Features

Mental health ‘not all talk’, says report

By on

The Institute of Directors report advises more talk and more action from companies in tackling mental health, following its survey among 30,000 member firms.


The recommendation comes from its aptly named report,https://www.iod.com/Portals/0/PDFs/Campaigns%20and%20Reports/Mental%20Health/a%20little%20more%20conversation.pdf published on 2 March.

“Four in five of our employing members do not offer mental health training for management. In those firms with board structures, mental health must be put higher up the agenda,” said Andy Silvester, deputy director of policy at the IoD.

The report looks at how far the message on mental health – encouraging ‘openness’ on mental health conditions at work for example – has translated into action on the ground among businesses.

It found that while 98 per cent of respondents to the survey agreed mental health is ‘important or very important’ to a business, most – 80 per cent – said they did not have a mental health policy in their workplace.

Mental health policies typically include details on who to talk to, and state a person will not be disadvantaged at work for their problem.

Lack of such policies is particularly worrying says the report, because fear of what will happen is a known factor in preventing people coming forward.

In other results, it found most (72%) of businesses said they would refer staff to their GP as the first port of call.

“While for stretched employers it may be the easiest option, simply referring staff to their GP is not a sufficient response to mental health challenges in the workplace,” says the report.

GPs are not always ‘effectively trained’ in understanding mental health and ‘prevention is better than cure’ when it comes to mental health, it says.

Employers should be alert instead to early warning signs of a potential mental health issue such as absenteeism, increased smoking or alcohol consumption, which ‘may not always signal mental ill health, but often do’.

“Employers have a duty of care in physical health, and they should have one in mental health, too,” urged Silvester.

The report also recommended that large firms should appoint a person on their board specifically responsible for mental health.

To read the report click here

FEATURES


Cllr Govindia (1)

On the Covid front line with Wandsworth Borough Council

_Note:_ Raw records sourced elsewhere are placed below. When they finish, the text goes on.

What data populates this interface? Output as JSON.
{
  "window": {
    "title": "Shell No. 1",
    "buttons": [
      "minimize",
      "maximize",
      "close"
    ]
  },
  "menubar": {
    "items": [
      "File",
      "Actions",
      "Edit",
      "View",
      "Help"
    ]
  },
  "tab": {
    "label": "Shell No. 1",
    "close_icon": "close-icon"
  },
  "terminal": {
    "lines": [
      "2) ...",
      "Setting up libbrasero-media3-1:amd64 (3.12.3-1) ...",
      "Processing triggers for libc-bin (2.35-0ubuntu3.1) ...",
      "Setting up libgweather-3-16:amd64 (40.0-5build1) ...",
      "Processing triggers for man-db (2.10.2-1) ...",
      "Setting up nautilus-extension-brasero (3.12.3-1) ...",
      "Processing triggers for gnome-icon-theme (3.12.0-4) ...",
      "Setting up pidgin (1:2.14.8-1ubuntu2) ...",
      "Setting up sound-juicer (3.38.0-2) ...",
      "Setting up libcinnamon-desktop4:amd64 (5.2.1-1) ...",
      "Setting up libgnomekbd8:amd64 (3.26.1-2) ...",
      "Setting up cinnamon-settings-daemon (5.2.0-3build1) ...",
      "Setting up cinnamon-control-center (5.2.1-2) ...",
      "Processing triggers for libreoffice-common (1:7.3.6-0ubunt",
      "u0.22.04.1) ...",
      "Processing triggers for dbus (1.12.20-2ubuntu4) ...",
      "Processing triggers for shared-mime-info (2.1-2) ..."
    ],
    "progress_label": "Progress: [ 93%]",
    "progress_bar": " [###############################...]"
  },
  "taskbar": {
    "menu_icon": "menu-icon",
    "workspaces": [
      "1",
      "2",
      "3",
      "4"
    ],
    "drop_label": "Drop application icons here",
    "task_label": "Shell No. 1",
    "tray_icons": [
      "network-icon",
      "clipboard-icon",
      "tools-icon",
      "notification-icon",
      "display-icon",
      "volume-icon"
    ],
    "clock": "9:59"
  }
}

By Ravi Govindia, Wandsworth Borough Council on 09 July 2020

Leader of Wandsworth Borough Council Ravi Govindia sets out how Wandsworth has met the challenge of coronavirus.



Mask Pic

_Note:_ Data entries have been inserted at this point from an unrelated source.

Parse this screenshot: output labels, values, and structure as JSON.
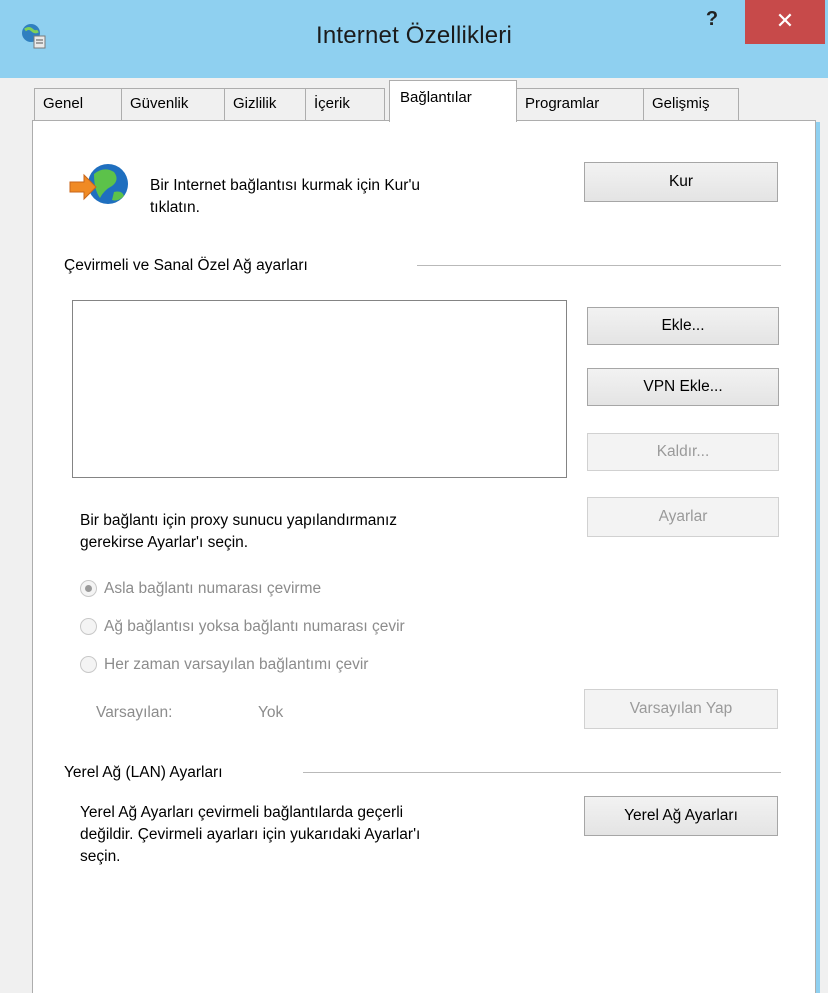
{
  "window": {
    "title": "Internet Özellikleri",
    "help_label": "?",
    "close_label": "✕"
  },
  "tabs": [
    {
      "label": "Genel"
    },
    {
      "label": "Güvenlik"
    },
    {
      "label": "Gizlilik"
    },
    {
      "label": "İçerik"
    },
    {
      "label": "Bağlantılar"
    },
    {
      "label": "Programlar"
    },
    {
      "label": "Gelişmiş"
    }
  ],
  "active_tab": "Bağlantılar",
  "setup": {
    "text_line1": "Bir Internet bağlantısı kurmak için Kur'u",
    "text_line2": "tıklatın.",
    "button_label": "Kur"
  },
  "dialup": {
    "group_label": "Çevirmeli ve Sanal Özel Ağ ayarları",
    "add_label": "Ekle...",
    "add_vpn_label": "VPN Ekle...",
    "remove_label": "Kaldır...",
    "proxy_text_line1": "Bir bağlantı için proxy sunucu yapılandırmanız",
    "proxy_text_line2": "gerekirse Ayarlar'ı seçin.",
    "settings_label": "Ayarlar",
    "radio_never": "Asla bağlantı numarası çevirme",
    "radio_when_no_network": "Ağ bağlantısı yoksa bağlantı numarası çevir",
    "radio_always": "Her zaman varsayılan bağlantımı çevir",
    "selected_radio": "radio_never",
    "default_label": "Varsayılan:",
    "default_value": "Yok",
    "set_default_label": "Varsayılan Yap"
  },
  "lan": {
    "group_label": "Yerel Ağ (LAN) Ayarları",
    "text_line1": "Yerel Ağ Ayarları çevirmeli bağlantılarda geçerli",
    "text_line2": "değildir. Çevirmeli ayarları için yukarıdaki Ayarlar'ı",
    "text_line3": "seçin.",
    "button_label": "Yerel Ağ Ayarları"
  },
  "colors": {
    "titlebar": "#8fd0f0",
    "close_button": "#c74a4a",
    "disabled_text": "#8c8c8c"
  }
}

Unblocking the lockdown

By Charlie Mullins, Pimlico Plumbers on 03 July 2020

As a responsible employer and as the founder of a business that works in people’s homes, health and safety is an absolute priority.



Arson Building Istock 531038405 Borchee

Idle and at risk

By Chris Power, SOCOTEC UK on 10 July 2020

With many buildings across the UK temporarily unoccupied as a result of the Covid-19 lockdown, property owners and responsible persons must do everything possible to prevent the risk of fires starting and spreading.